Poor performance and pitiable priorities aside, the sharp tongues of Prime Minister, his advisors, some of his cabinet colleagues, especially the communication minister and spokesperson of the government, have only added to the unpopularity of the government. Instead of taking constructive criticism as feedback and ignoring the less important ones, they either mock the criticisms, or argue, or sharply react against them. Instead of using his metaphorical oratory and idiomatic expressions to win the masses, the Prime Minister wastes those skills in criticizing or challenging his detractors, that range from opposition leaders to media to social network site users. It seems that there is nobody in the Prime Minister’s core team of subordinates and advisors to remind him that this is not the way to work in a democracy.
As an exercise in public relation and good governance, the government could have introduced ‘news making’ austerity measures, which, for obvious reasons, weak or coalition governments cannot do, and didn’t do in the past. The government didn’t do that either. Instead, ever since they took office, they have been squandering state coffers in buying luxurious assets such as expensive new cars, helicopters etc and in building view towers and in unnecessary foreign trips.

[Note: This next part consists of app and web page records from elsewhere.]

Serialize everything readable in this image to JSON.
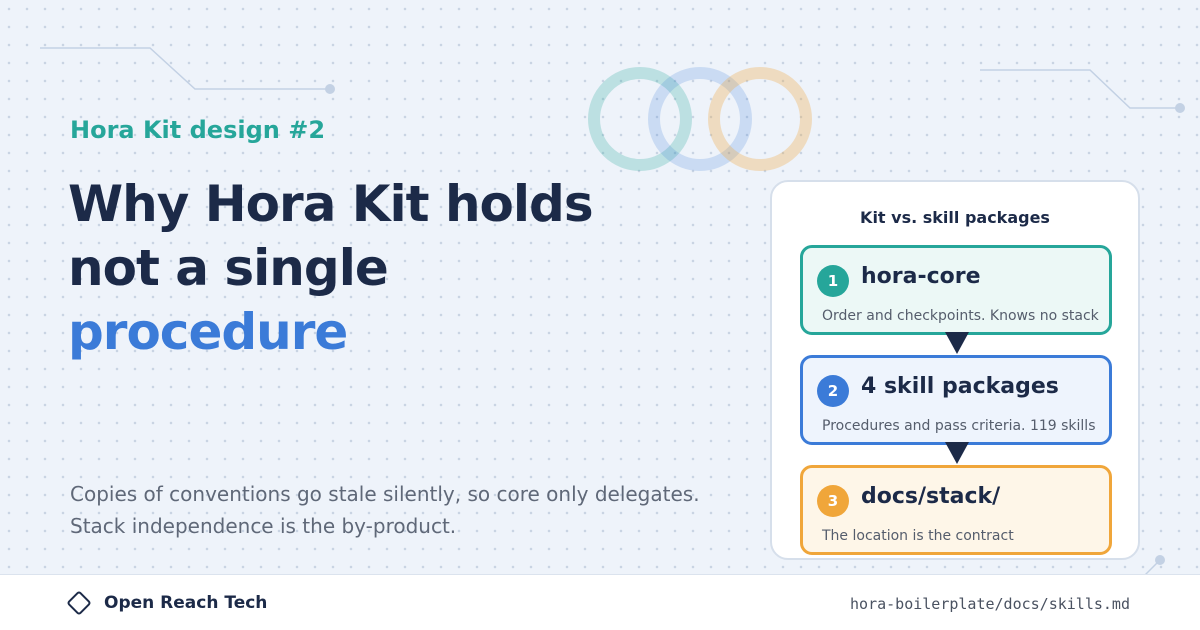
{
  "kicker": "Hora Kit design #2",
  "title": {
    "line1": "Why Hora Kit holds",
    "line2": "not a single",
    "accent": "procedure"
  },
  "description": {
    "line1": "Copies of conventions go stale silently, so core only delegates.",
    "line2": "Stack independence is the by-product."
  },
  "panel": {
    "title": "Kit vs. skill packages",
    "steps": [
      {
        "number": "1",
        "title": "hora-core",
        "desc": "Order and checkpoints. Knows no stack",
        "color": "#26a69a",
        "bg": "#ecf8f6"
      },
      {
        "number": "2",
        "title": "4 skill packages",
        "desc": "Procedures and pass criteria. 119 skills",
        "color": "#3b7bd8",
        "bg": "#eef4fd"
      },
      {
        "number": "3",
        "title": "docs/stack/",
        "desc": "The location is the contract",
        "color": "#f0a63a",
        "bg": "#fef6e8"
      }
    ]
  },
  "footer": {
    "brand": "Open Reach Tech",
    "path": "hora-boilerplate/docs/skills.md"
  },
  "colors": {
    "teal": "#26a69a",
    "blue": "#3b7bd8",
    "orange": "#f0a63a",
    "navy": "#1c2a48"
  }
}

Although the Prime Minister himself has not been personally mired in any corruption scandal, the same cannot be said about all his cabinet colleagues. Rampant corruption, that prevails in all government offices, and especially in the frontline offices that are supposed to deliver services to common people, hasn’t reduced at all.
In fact, the two thirds majority government formed after 20 long years of short-lived coalition culture was expected to focus on nation building that includes fast economic development. It didn’t. Partisanship, factionalism and nepotism have been the basis of most appointments made by this government. Crony capitalism has ironically become the norm of ‘communist’ government. All development projects of ‘national pride’ are time overrun and cost overrun. Melamchi Project is a case in point. The mega project supposed to provide drinking water to the people of Kathmandu is in disarray just before its near completion.
Thus, far from trying to remove the chronic ills of the nation and the statecraft, the government has, one after another, been indulged in self-inflicted troubles and controversies. If Oli and his trusted associates still believe, as they say, that others are responsible for their troubles, they are wrong. Oli’s survival will depend solely on his ability of introspection and his will to change his modus operandi.
The author is a political analyst based in Kathmandu